This made it difficult to test my video analysis protocol and induced some anxiety about how long it would take to collect all the data I need. However, I was eventually able to work through this speed bump. I found a pretty consistent method for prompting the jellies to swim. This method involved picking up the tank and walking to the other side of the lab and back. The motion of carrying the tank seemed to consistently prompt swimming behavior from the Pleurobrachia. When the organisms hovered at the top of the tank, I tried carefully pushing them down to the center of the tank with a paintbrush, which also resulted in swimming behavior. In some cases, the Pleurobrachia started swimming without my prompting after a long time in the tank, and thus I realized that simply waiting for them to swim is also an option. These discoveries allowed me to refine my video capture protocol to account for the behavior of the jellies. I was then able to capture some test video of the jellies and refine my video analysis protocol. Once I had refined both protocols, I moved on to collecting data. I collected raw data from 2 of 15 Pleurobrachia at the end of this week. If everything goes well, I should be able to collect data from the remaining 13 by Wednesday of next week. I feel good about the progress of my project so far and I am excited to collect more data.
I’d also like to talk a little bit about social activities that I’ve been involved in here as I have done a lot more than just lab work. This past weekend we went camping at Sunset Bay and did some tide pooling at South Cove, which was incredible as I had never seen tide pools that extensive. On Monday of this week, two other interns and I went exploring and found this amazing hidden beach on the other side of a tunnel through the cliffs. This coming weekend, five of us will be heading down to the Redwoods to do some hiking and camping. I really enjoy spending time with my fellow interns; they are great people as I mentioned before.
I’d like to leave you with a test video of one of the jellies that I shot at the beginning of the week. I hope you enjoy watching these wonderful animals as much as I do.

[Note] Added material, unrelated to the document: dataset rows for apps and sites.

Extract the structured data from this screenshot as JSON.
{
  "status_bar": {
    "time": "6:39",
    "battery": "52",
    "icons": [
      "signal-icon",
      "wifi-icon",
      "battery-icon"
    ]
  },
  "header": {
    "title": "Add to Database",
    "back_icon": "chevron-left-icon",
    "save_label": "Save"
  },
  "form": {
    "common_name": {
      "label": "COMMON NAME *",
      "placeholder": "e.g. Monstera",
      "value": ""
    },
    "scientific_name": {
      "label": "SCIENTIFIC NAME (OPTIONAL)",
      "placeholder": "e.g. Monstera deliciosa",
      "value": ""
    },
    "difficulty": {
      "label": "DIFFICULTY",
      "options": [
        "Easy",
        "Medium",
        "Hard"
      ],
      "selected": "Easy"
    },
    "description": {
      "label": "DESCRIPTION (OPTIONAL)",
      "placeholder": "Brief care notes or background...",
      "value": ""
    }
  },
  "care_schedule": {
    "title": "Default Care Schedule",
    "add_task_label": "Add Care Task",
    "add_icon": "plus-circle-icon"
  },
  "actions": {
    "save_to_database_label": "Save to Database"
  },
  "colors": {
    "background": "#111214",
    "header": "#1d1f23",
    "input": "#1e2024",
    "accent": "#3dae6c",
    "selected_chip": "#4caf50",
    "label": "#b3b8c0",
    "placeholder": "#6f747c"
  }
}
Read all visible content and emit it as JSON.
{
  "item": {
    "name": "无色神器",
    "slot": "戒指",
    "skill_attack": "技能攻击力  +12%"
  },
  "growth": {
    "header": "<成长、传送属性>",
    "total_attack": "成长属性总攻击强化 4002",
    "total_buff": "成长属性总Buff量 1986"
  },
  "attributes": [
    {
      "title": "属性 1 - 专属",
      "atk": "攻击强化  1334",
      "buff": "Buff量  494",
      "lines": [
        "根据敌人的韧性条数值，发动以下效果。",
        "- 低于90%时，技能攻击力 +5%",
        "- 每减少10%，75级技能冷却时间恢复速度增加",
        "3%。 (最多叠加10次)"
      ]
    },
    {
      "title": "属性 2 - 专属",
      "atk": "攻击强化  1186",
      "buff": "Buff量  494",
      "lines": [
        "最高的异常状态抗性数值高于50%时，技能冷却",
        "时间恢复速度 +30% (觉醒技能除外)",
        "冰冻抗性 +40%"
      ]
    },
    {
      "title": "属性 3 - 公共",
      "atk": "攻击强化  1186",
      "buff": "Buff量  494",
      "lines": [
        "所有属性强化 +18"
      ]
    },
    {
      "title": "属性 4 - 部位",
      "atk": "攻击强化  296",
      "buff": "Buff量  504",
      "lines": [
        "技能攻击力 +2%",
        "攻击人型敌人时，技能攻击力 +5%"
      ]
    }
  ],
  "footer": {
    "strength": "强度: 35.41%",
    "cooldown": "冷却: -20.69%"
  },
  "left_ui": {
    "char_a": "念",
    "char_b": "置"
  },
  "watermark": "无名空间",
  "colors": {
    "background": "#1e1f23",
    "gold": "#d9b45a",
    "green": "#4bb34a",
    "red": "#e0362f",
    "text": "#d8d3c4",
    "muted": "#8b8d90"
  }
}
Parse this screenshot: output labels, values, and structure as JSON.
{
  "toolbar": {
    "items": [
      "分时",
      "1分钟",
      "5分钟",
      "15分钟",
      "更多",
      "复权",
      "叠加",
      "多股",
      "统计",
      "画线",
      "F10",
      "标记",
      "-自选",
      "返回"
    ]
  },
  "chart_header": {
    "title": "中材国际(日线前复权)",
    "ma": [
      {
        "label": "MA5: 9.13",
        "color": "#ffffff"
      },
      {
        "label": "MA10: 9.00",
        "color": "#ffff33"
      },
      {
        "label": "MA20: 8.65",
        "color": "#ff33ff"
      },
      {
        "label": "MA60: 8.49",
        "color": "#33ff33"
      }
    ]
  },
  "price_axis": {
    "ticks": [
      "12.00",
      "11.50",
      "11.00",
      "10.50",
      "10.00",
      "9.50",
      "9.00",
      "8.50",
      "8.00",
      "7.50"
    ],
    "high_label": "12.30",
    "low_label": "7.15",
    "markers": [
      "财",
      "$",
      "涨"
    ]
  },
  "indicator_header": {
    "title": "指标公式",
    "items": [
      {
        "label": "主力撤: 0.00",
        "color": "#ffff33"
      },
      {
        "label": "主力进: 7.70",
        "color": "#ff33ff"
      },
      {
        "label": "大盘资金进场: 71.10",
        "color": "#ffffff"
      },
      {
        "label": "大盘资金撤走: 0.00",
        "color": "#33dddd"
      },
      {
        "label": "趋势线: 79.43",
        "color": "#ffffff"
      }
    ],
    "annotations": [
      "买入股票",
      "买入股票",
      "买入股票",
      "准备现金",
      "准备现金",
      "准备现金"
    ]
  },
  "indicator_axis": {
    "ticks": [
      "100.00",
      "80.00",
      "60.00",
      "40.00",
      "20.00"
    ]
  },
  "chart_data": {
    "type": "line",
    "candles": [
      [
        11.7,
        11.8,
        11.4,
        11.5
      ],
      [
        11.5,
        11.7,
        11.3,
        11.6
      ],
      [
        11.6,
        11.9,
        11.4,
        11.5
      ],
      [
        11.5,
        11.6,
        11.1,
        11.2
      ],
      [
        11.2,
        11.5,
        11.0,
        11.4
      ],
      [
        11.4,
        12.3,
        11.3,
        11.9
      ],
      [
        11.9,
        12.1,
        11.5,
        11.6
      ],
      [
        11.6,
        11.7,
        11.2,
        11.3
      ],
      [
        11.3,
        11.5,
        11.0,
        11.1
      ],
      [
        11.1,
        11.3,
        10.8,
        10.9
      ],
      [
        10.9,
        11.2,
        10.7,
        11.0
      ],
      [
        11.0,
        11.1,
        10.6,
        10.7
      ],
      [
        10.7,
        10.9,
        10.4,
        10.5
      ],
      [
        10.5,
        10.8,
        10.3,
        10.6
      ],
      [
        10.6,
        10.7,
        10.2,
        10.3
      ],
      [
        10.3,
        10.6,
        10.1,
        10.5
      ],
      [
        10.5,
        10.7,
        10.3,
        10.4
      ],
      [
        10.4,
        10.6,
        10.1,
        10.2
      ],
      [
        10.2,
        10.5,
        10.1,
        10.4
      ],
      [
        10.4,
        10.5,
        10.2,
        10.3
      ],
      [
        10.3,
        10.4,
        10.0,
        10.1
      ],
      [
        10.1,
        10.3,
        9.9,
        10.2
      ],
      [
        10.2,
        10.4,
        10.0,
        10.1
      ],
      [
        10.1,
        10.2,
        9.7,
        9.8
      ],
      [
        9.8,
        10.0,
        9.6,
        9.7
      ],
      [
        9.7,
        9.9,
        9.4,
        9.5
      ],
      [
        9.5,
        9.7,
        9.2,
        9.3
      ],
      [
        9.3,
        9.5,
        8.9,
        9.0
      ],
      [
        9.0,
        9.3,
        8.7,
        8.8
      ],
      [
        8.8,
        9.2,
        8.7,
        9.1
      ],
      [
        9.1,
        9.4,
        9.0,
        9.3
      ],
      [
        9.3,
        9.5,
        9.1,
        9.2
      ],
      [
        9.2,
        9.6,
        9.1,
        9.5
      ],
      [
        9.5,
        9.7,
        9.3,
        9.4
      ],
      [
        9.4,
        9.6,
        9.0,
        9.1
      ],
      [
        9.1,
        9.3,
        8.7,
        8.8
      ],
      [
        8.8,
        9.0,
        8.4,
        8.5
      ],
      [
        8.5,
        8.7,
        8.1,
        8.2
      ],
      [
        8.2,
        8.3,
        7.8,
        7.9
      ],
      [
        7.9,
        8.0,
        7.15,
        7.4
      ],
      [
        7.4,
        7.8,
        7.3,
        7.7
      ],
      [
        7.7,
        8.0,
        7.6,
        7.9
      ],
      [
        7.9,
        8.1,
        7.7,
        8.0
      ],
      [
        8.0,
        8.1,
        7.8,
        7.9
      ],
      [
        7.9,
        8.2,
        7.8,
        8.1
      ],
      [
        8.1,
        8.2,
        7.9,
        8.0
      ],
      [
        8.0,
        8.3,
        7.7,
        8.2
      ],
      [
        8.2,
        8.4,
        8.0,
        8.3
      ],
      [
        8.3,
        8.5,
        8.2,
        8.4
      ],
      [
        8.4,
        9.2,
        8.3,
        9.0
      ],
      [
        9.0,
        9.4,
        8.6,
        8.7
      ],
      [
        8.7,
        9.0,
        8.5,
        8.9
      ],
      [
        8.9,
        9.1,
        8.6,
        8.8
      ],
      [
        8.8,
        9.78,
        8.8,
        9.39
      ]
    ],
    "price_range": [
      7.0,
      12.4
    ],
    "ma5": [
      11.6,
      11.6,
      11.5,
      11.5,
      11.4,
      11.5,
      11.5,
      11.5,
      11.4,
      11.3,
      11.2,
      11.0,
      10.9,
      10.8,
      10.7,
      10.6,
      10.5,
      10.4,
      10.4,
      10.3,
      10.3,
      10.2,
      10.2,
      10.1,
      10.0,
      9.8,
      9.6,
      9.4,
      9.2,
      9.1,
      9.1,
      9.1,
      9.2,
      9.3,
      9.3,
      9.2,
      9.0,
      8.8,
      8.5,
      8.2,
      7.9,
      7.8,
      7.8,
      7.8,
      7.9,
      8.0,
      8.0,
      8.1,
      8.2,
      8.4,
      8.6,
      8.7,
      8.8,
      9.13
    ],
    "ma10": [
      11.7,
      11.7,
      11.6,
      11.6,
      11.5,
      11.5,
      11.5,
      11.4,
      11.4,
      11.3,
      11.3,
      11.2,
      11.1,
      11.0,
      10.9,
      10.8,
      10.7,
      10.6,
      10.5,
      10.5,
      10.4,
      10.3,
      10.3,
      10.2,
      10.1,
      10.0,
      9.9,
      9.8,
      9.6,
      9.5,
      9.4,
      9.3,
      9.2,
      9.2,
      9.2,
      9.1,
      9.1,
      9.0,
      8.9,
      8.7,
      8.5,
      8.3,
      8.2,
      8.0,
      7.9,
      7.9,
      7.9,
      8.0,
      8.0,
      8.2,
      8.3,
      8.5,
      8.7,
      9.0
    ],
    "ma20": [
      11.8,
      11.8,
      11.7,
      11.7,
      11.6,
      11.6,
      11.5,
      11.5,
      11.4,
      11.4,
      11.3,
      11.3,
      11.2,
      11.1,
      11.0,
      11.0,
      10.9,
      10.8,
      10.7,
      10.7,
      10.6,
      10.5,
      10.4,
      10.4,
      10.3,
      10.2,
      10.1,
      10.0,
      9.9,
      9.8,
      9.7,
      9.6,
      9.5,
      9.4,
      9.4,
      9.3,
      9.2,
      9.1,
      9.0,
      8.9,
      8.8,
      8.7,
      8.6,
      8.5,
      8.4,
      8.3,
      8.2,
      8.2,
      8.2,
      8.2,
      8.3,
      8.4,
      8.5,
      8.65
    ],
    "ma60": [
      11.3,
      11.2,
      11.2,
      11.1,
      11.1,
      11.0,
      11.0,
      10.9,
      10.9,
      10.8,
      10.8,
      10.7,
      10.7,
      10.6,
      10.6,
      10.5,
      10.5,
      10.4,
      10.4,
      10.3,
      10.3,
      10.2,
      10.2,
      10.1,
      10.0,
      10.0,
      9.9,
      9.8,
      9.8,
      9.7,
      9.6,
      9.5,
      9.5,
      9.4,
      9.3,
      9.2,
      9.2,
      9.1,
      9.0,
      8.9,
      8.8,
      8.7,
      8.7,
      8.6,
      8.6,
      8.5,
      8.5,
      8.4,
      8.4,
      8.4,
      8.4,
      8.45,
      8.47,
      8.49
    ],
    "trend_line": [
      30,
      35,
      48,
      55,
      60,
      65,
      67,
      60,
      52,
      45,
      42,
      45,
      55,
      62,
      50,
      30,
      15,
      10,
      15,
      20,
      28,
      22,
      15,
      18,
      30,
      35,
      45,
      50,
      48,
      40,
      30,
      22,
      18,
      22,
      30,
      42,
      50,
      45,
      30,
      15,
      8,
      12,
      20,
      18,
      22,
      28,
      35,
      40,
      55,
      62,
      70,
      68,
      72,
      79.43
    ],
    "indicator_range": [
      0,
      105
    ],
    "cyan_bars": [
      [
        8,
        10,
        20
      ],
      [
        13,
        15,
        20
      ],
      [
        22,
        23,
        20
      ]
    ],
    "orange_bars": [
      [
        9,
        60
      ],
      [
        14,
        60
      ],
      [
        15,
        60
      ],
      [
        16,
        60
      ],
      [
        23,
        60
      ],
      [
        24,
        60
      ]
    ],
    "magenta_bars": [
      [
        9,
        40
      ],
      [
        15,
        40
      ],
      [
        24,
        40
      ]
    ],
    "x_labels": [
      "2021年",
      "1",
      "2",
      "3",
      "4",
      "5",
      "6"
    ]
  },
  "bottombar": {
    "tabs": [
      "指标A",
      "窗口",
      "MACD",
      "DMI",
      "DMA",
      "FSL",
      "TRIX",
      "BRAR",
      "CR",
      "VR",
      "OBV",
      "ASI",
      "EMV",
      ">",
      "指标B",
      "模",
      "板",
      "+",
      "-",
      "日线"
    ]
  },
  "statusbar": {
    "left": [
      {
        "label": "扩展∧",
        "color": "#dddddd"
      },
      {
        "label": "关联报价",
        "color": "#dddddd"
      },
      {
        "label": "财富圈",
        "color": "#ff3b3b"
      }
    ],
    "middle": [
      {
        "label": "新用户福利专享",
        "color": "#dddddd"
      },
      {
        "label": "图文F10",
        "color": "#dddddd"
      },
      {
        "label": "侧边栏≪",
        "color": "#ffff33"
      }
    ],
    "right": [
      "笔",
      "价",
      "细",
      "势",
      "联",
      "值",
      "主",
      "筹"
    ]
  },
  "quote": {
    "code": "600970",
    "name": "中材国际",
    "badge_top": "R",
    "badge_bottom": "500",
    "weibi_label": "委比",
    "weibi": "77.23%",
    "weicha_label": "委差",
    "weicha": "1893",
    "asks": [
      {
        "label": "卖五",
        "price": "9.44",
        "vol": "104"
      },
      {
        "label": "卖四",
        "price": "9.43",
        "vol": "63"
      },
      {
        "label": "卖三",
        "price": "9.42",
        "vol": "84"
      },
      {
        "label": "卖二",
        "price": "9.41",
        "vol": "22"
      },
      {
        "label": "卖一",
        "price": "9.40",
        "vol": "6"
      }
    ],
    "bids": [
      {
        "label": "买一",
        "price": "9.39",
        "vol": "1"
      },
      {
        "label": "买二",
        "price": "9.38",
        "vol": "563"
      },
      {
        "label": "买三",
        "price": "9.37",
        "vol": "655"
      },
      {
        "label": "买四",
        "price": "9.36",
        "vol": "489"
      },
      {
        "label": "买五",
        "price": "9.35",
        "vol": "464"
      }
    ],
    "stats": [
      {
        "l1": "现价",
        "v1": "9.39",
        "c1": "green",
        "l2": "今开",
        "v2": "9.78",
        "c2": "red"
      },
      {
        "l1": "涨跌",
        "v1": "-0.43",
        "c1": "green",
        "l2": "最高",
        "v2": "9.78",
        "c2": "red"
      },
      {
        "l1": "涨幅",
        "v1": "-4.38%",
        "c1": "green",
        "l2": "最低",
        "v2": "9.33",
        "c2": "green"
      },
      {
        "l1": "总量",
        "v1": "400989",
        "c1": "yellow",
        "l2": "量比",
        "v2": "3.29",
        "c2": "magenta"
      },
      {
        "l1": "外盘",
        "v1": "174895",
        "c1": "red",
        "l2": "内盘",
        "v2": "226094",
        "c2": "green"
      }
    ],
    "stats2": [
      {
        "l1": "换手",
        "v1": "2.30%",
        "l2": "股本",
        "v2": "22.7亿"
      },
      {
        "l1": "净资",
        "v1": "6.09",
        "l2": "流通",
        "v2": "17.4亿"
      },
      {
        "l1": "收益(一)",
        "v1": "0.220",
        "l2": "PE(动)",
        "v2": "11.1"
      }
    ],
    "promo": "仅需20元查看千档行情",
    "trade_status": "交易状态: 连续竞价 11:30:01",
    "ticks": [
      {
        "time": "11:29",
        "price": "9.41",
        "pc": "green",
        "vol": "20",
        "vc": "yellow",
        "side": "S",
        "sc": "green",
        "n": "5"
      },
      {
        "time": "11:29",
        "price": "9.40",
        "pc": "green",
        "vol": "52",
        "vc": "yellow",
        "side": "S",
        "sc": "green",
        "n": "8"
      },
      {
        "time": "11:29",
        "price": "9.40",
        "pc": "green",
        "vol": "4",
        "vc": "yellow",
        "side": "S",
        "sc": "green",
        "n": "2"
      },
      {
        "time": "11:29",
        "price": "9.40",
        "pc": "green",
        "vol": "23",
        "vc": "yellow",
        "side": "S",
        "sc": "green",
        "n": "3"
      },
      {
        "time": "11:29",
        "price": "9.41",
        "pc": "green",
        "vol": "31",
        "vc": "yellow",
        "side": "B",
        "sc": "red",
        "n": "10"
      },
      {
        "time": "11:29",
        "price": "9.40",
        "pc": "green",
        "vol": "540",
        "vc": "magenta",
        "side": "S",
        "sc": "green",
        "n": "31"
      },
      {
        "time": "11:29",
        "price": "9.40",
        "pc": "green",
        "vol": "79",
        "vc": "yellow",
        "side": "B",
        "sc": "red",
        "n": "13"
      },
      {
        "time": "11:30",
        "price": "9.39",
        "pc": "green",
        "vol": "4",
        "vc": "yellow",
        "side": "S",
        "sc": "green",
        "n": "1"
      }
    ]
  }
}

My name is Wyatt Heimbichner Goebel and I am a marine biology major at Western Washington University. I love biology, specifically marine mammal ecology and biomechanics. I’m always up for conversations about music, poetry, and weird biology facts.